[Items from an interface collection]
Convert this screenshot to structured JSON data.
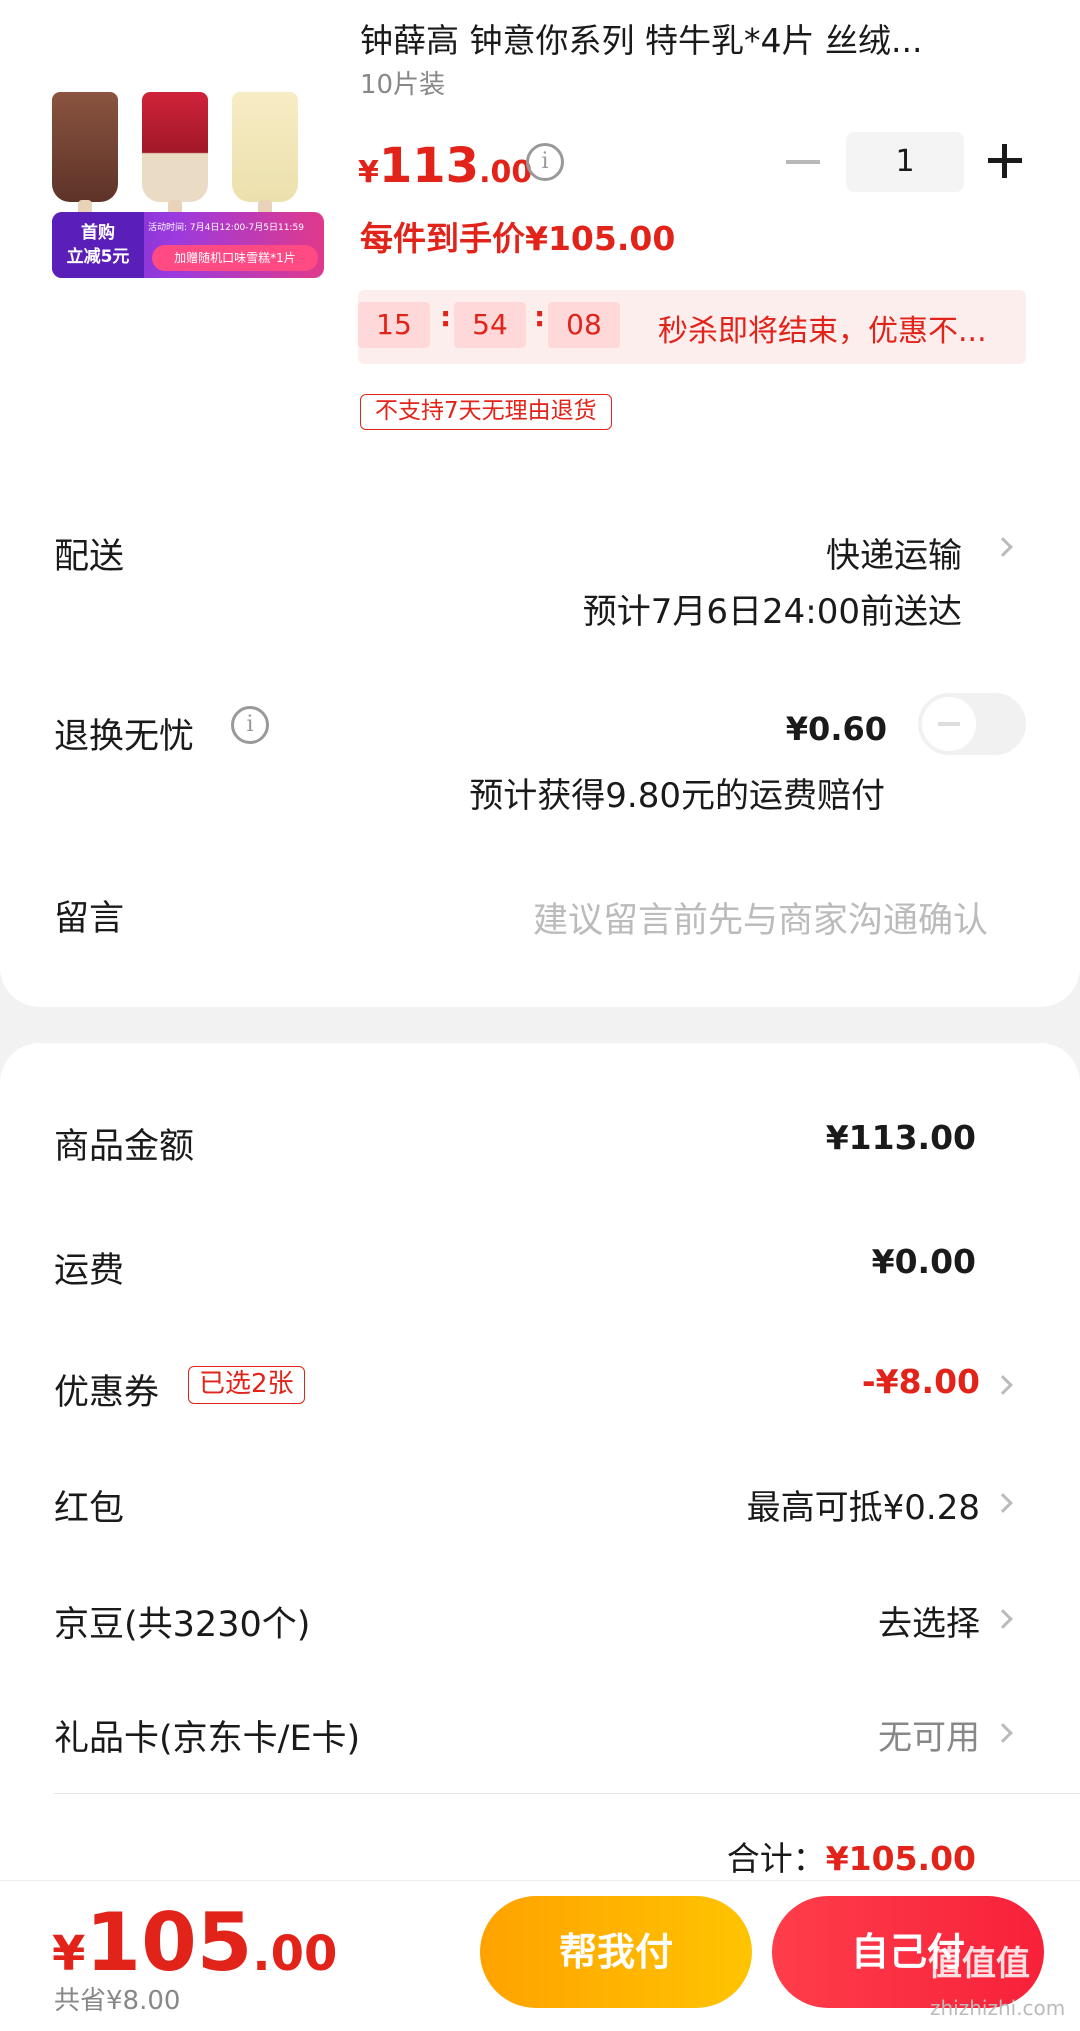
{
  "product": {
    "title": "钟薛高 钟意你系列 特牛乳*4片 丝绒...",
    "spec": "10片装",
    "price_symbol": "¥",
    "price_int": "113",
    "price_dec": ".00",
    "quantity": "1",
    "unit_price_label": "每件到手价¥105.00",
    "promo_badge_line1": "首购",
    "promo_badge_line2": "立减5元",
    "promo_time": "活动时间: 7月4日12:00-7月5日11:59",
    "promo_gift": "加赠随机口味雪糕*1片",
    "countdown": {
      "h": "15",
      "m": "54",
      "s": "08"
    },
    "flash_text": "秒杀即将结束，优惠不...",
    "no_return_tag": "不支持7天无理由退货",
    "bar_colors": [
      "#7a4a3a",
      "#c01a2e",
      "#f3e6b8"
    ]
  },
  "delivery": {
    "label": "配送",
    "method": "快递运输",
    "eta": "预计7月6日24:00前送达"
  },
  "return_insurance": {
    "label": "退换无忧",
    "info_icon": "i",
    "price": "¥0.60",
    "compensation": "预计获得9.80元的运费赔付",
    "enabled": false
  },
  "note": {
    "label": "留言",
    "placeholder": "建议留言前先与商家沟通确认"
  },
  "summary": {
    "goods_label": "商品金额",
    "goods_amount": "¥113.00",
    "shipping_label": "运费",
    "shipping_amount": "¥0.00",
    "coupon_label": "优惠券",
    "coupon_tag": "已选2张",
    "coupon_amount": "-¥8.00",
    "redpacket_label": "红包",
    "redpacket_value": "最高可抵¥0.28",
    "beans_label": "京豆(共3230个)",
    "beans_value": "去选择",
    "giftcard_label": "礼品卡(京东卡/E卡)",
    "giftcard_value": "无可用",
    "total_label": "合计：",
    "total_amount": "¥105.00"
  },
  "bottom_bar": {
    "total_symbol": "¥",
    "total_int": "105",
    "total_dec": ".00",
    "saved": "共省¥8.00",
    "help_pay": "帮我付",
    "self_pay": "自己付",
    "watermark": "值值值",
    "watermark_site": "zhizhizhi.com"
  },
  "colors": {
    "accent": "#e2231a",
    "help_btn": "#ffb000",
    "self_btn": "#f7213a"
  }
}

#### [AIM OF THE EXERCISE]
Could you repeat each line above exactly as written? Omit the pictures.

#### [RESPONSE BOX]
Convert this screenshot to structured JSON data.
{
  "product": {
    "title": "钟薛高 钟意你系列 特牛乳*4片 丝绒...",
    "spec": "10片装",
    "price_symbol": "¥",
    "price_int": "113",
    "price_dec": ".00",
    "quantity": "1",
    "unit_price_label": "每件到手价¥105.00",
    "promo_badge_line1": "首购",
    "promo_badge_line2": "立减5元",
    "promo_time": "活动时间: 7月4日12:00-7月5日11:59",
    "promo_gift": "加赠随机口味雪糕*1片",
    "countdown": {
      "h": "15",
      "m": "54",
      "s": "08"
    },
    "flash_text": "秒杀即将结束，优惠不...",
    "no_return_tag": "不支持7天无理由退货",
    "bar_colors": [
      "#7a4a3a",
      "#c01a2e",
      "#f3e6b8"
    ]
  },
  "delivery": {
    "label": "配送",
    "method": "快递运输",
    "eta": "预计7月6日24:00前送达"
  },
  "return_insurance": {
    "label": "退换无忧",
    "info_icon": "i",
    "price": "¥0.60",
    "compensation": "预计获得9.80元的运费赔付",
    "enabled": false
  },
  "note": {
    "label": "留言",
    "placeholder": "建议留言前先与商家沟通确认"
  },
  "summary": {
    "goods_label": "商品金额",
    "goods_amount": "¥113.00",
    "shipping_label": "运费",
    "shipping_amount": "¥0.00",
    "coupon_label": "优惠券",
    "coupon_tag": "已选2张",
    "coupon_amount": "-¥8.00",
    "redpacket_label": "红包",
    "redpacket_value": "最高可抵¥0.28",
    "beans_label": "京豆(共3230个)",
    "beans_value": "去选择",
    "giftcard_label": "礼品卡(京东卡/E卡)",
    "giftcard_value": "无可用",
    "total_label": "合计：",
    "total_amount": "¥105.00"
  },
  "bottom_bar": {
    "total_symbol": "¥",
    "total_int": "105",
    "total_dec": ".00",
    "saved": "共省¥8.00",
    "help_pay": "帮我付",
    "self_pay": "自己付",
    "watermark": "值值值",
    "watermark_site": "zhizhizhi.com"
  },
  "colors": {
    "accent": "#e2231a",
    "help_btn": "#ffb000",
    "self_btn": "#f7213a"
  }
}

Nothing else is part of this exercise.